Weight fluctuations
Person weighs 67.9 kg (149.7 lbs) on Day 3 at breakfast. After supper, 69.55 kg (153.3 lbs). That’s a 1.65 kg (3.64 lb) gain the same day. Weight decreases notably by next day (Day 4) breakfast.

Graph Source:  Wikimedia Commons (click here to see source)
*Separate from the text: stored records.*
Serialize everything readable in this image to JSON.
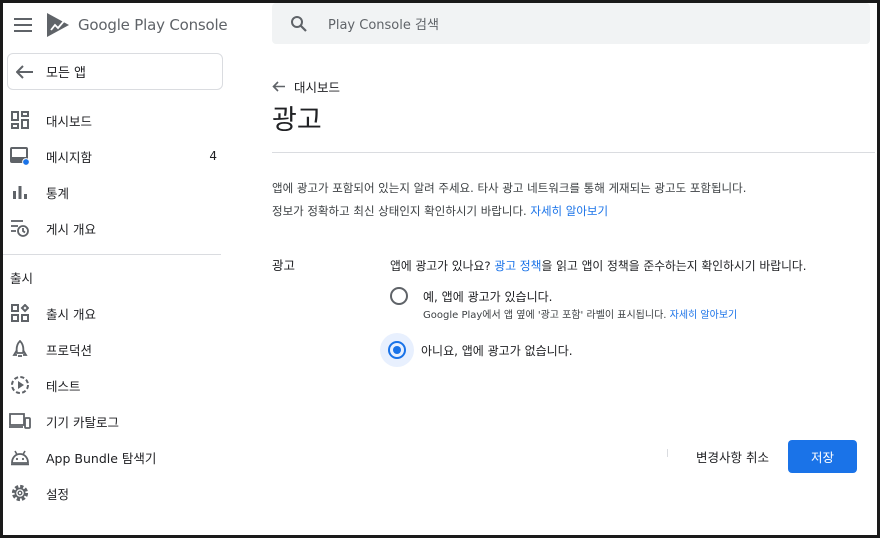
{
  "sidebar": {
    "brand": "Google Play Console",
    "all_apps": "모든 앱",
    "items": [
      {
        "label": "대시보드",
        "icon": "dashboard-icon"
      },
      {
        "label": "메시지함",
        "icon": "inbox-icon",
        "count": "4"
      },
      {
        "label": "통계",
        "icon": "bar-chart-icon"
      },
      {
        "label": "게시 개요",
        "icon": "publishing-overview-icon"
      }
    ],
    "section": "출시",
    "release_items": [
      {
        "label": "출시 개요",
        "icon": "release-overview-icon"
      },
      {
        "label": "프로덕션",
        "icon": "production-icon"
      },
      {
        "label": "테스트",
        "icon": "testing-icon"
      },
      {
        "label": "기기 카탈로그",
        "icon": "device-catalog-icon"
      },
      {
        "label": "App Bundle 탐색기",
        "icon": "android-icon"
      },
      {
        "label": "설정",
        "icon": "settings-icon"
      }
    ]
  },
  "search": {
    "placeholder": "Play Console 검색"
  },
  "breadcrumb": "대시보드",
  "page_title": "광고",
  "description": {
    "text1": "앱에 광고가 포함되어 있는지 알려 주세요. 타사 광고 네트워크를 통해 게재되는 광고도 포함됩니다.",
    "text2": "정보가 정확하고 최신 상태인지 확인하시기 바랍니다.",
    "link": "자세히 알아보기"
  },
  "ads_section": {
    "label": "광고",
    "question_pre": "앱에 광고가 있나요?",
    "question_link": "광고 정책",
    "question_post": "을 읽고 앱이 정책을 준수하는지 확인하시기 바랍니다.",
    "option_yes": "예, 앱에 광고가 있습니다.",
    "option_yes_sub": "Google Play에서 앱 옆에 '광고 포함' 라벨이 표시됩니다.",
    "option_yes_sub_link": "자세히 알아보기",
    "option_no": "아니요, 앱에 광고가 없습니다.",
    "selected": "no"
  },
  "actions": {
    "cancel": "변경사항 취소",
    "save": "저장"
  },
  "colors": {
    "accent": "#1a73e8",
    "selected_bg": "#e8f0fe",
    "notification_dot": "#1a73e8"
  }
}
Last Friday, my scale showed a mini weight gain. I had stayed within my daily calorie allowances. The gain annoyed me for that reason, and because it undid my accomplishment of reaching an interim goal. However, I knew I lost fat. Just knew it! I coughed up the gain to “other factors”, meaning water weight, hormonal fluctuations, and/or something else. My weight can fluctuate greatly, even within a day. So, I put that behind me. I expected that I’d see a good result today. Did I? See below. Continue reading